#### Records for the exercise

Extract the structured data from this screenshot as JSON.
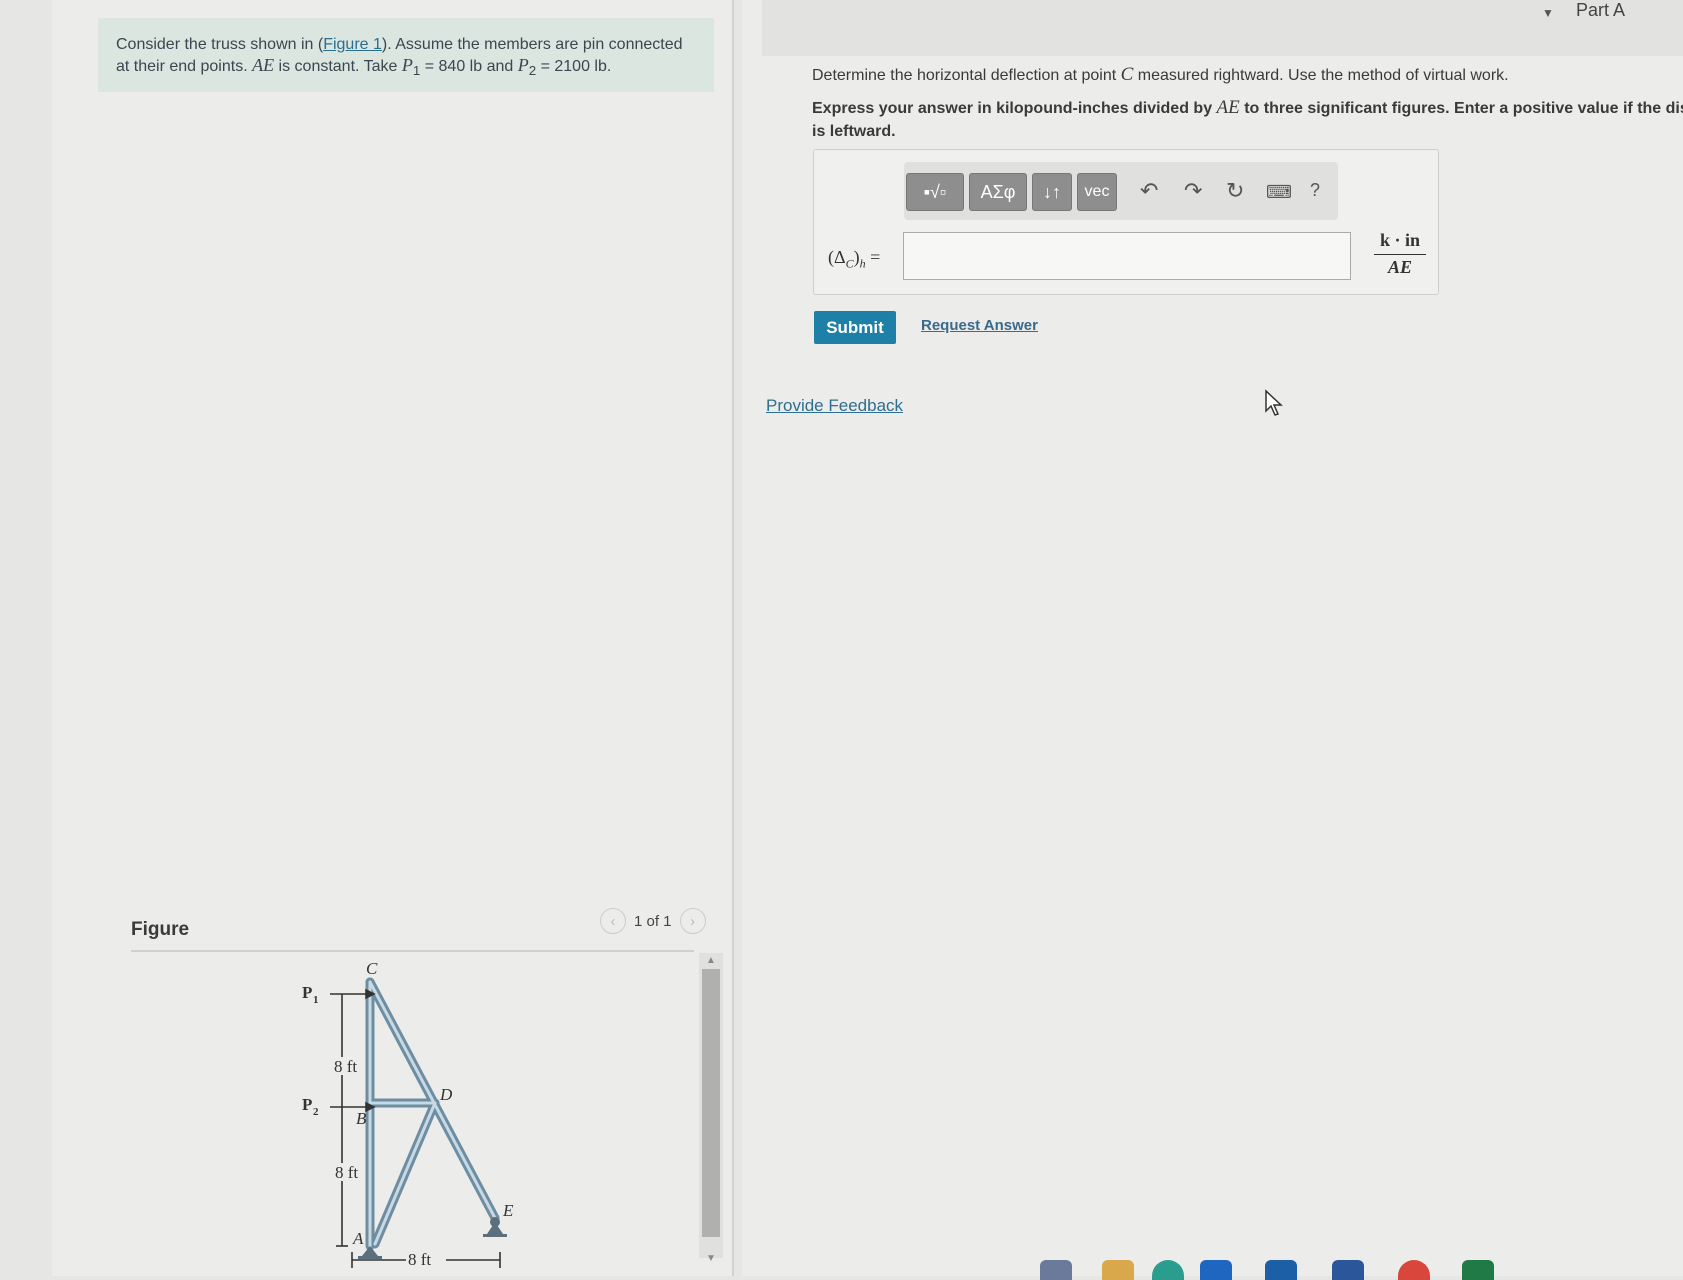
{
  "problem": {
    "text_before_link": "Consider the truss shown in (",
    "link": "Figure 1",
    "text_mid": "). Assume the members are pin connected at their end points. ",
    "ae": "AE",
    "text_take": " is constant. Take ",
    "p1": "P",
    "p1_sub": "1",
    "p1_val": " = 840 lb",
    "and": " and ",
    "p2": "P",
    "p2_sub": "2",
    "p2_val": " = 2100 lb."
  },
  "figure": {
    "title": "Figure",
    "pager": "1 of 1",
    "labels": {
      "c": "C",
      "d": "D",
      "b": "B",
      "a": "A",
      "e": "E",
      "p1": "P",
      "p1_sub": "1",
      "p2": "P",
      "p2_sub": "2",
      "dim_top": "8 ft",
      "dim_bottom": "8 ft",
      "dim_horizontal": "8 ft"
    }
  },
  "part": {
    "title": "Part A",
    "question": "Determine the horizontal deflection at point ",
    "question_point": "C",
    "question_end": " measured rightward. Use the method of virtual work.",
    "instr_a": "Express your answer in kilopound-inches divided by ",
    "instr_ae": "AE",
    "instr_b": " to three significant figures. Enter a positive value if the displ",
    "instr_c": "is leftward."
  },
  "toolbar": {
    "templates": "▪√▫",
    "greek": "ΑΣφ",
    "arrows": "↓↑",
    "vec": "vec",
    "help": "?"
  },
  "answer": {
    "label": "(Δ",
    "label_sub": "C",
    "label_end": ")",
    "label_h": "h",
    "equals": " =",
    "value": "",
    "unit_num": "k · in",
    "unit_den": "AE"
  },
  "buttons": {
    "submit": "Submit",
    "request": "Request Answer",
    "feedback": "Provide Feedback"
  }
}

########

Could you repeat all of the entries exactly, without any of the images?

Extract the structured data from this screenshot as JSON.
{
  "problem": {
    "text_before_link": "Consider the truss shown in (",
    "link": "Figure 1",
    "text_mid": "). Assume the members are pin connected at their end points. ",
    "ae": "AE",
    "text_take": " is constant. Take ",
    "p1": "P",
    "p1_sub": "1",
    "p1_val": " = 840 lb",
    "and": " and ",
    "p2": "P",
    "p2_sub": "2",
    "p2_val": " = 2100 lb."
  },
  "figure": {
    "title": "Figure",
    "pager": "1 of 1",
    "labels": {
      "c": "C",
      "d": "D",
      "b": "B",
      "a": "A",
      "e": "E",
      "p1": "P",
      "p1_sub": "1",
      "p2": "P",
      "p2_sub": "2",
      "dim_top": "8 ft",
      "dim_bottom": "8 ft",
      "dim_horizontal": "8 ft"
    }
  },
  "part": {
    "title": "Part A",
    "question": "Determine the horizontal deflection at point ",
    "question_point": "C",
    "question_end": " measured rightward. Use the method of virtual work.",
    "instr_a": "Express your answer in kilopound-inches divided by ",
    "instr_ae": "AE",
    "instr_b": " to three significant figures. Enter a positive value if the displ",
    "instr_c": "is leftward."
  },
  "toolbar": {
    "templates": "▪√▫",
    "greek": "ΑΣφ",
    "arrows": "↓↑",
    "vec": "vec",
    "help": "?"
  },
  "answer": {
    "label": "(Δ",
    "label_sub": "C",
    "label_end": ")",
    "label_h": "h",
    "equals": " =",
    "value": "",
    "unit_num": "k · in",
    "unit_den": "AE"
  },
  "buttons": {
    "submit": "Submit",
    "request": "Request Answer",
    "feedback": "Provide Feedback"
  }
}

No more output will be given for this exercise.